But we weren’t there for sightseeing. There were diesel tanks to dig out and pipes to be carried and connected. We had to pump special polar diesel from the ship onto the shelf into 18,000 and 25, 000 litre tanks. In total, we pumped about 500,000 litres of diesel onto the ice shelf – completing the first half during those first few days at the ice and the rest one week before we left the shelf. This served as a year’s supply of diesel for the 10 members of the SANAE 56 team who stayed behind to man the South African base for the next 14 months. To ensure that we did not contaminate the environment we needed to work as neatly as possible. All of the connections in the pipelines have drip trays underneath to stop diesel from seeping into the ice. I became a proud member of Shovel Team One – the team responsible for scraping and shovelling any snow that has been contaminated by diesel or rust into buckets. The contaminated snow was stored in drums and prepared to be taken back home for disposal. Other than dragging pipes and digging in the snow, I was also one of the people who had the (un)fortunate job of sitting on top of the tanks to check up on the progress of the pumping to notify the team when the tank was almost full so that it could be moved to the next tank or to slow down the pumping.
With our bodies frozen and reeking of diesel, we had put in a full day’s worth of hard labour. For once, no one complained. They were just too happy to be on the ice shelf and it was a bunch of satisfied people who were once again swung back to the ship. I like to think it was for this reason that our captain took pity on us poor ship-based passengers a few weeks later. With most of the passengers and construction workers off to the base, the captain decided we and the crew deserved a chance to stretch our legs and parked the ship on some thick bay ice close by. It was like letting out the pre-schoolers and I don’t know who was more excited, us or the penguins. The most common penguin found in these bay ice areas are the Adélie penguins. With a reputation for being clumsy on land, we did not expect what was coming to us. As soon as the first basket of people was lowered onto the ice, they launched their assault, running towards the ship and people. They are intensely curious and have a secret speed weapon. They were allowed to inspect you all they wanted to, but as soon as you approached them, they would fall onto their bellies and slide away very fast, using their feet as propulsion. It was optimal selfie time and with the blood red ship in the background, the sparkling white ice and the blue-white icebergs, no one needed a filter. We spent our time playing cricket on the ice, with the penguins fielding. We also had the great luck of seeing some Emperor penguins. They are much higher than their cousins and stand about 80cm tall. Being royalty, the Emperors were much less interested in our activities and lounged about, basking in the sun and occasionally taking plunge into the icy waters.

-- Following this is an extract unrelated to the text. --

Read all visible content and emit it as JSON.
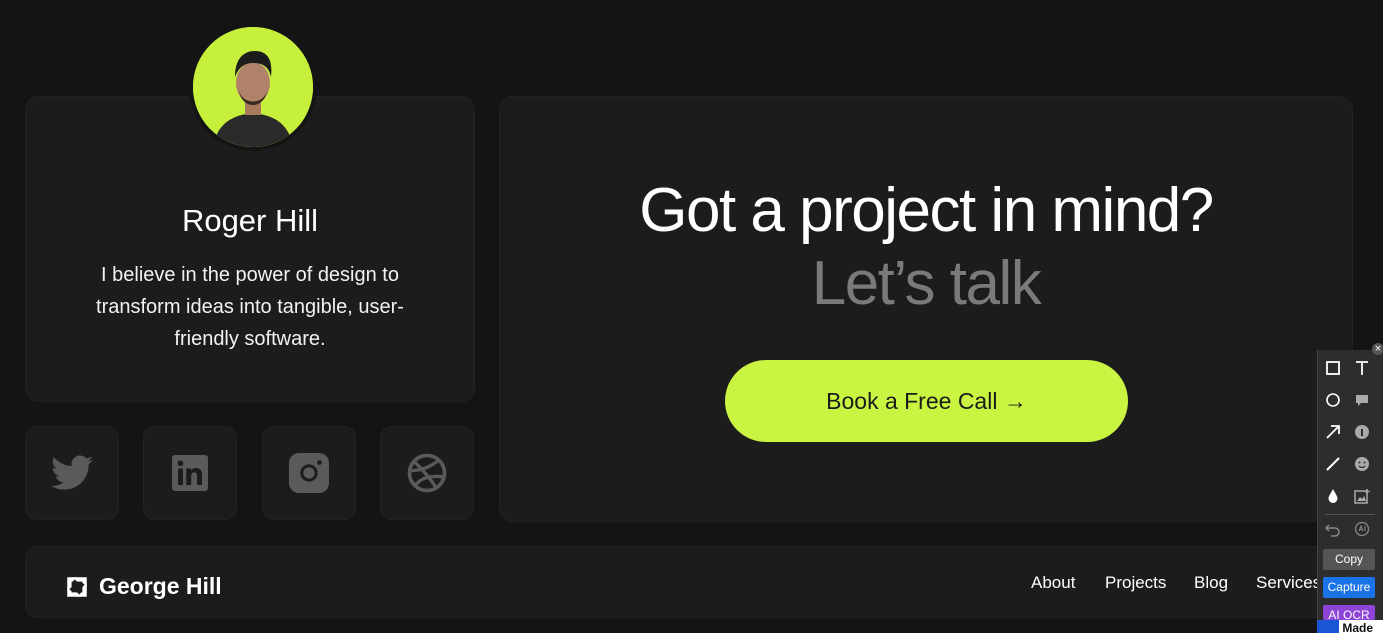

The two hours we were permitted on the ice flew by and it was soon time to drag ourselves back to the ship for our humdrum routines of cleaning labs, watching movies, reading and playing card games. Nevertheless, we had a new spring in our steps. We had experienced what it was like walking on the Antarctic ice, seeing a penguin up close in its natural habitat and drinking coffee with icebergs as our wallpapers – in HD! These have been some of the best experiences of my life so far… and it was definitely much better quality than BBC Planet Earth, although I did miss Sir David Attenborough narrating.
Keep following and look out for my next blog where I will share some of my experiences visiting the SANAE base, life on the ship and our visit to the island of South Georgia!
By Johan Viljoen, MSc Earth Science Student
COVER PHOTO – Hannes Swart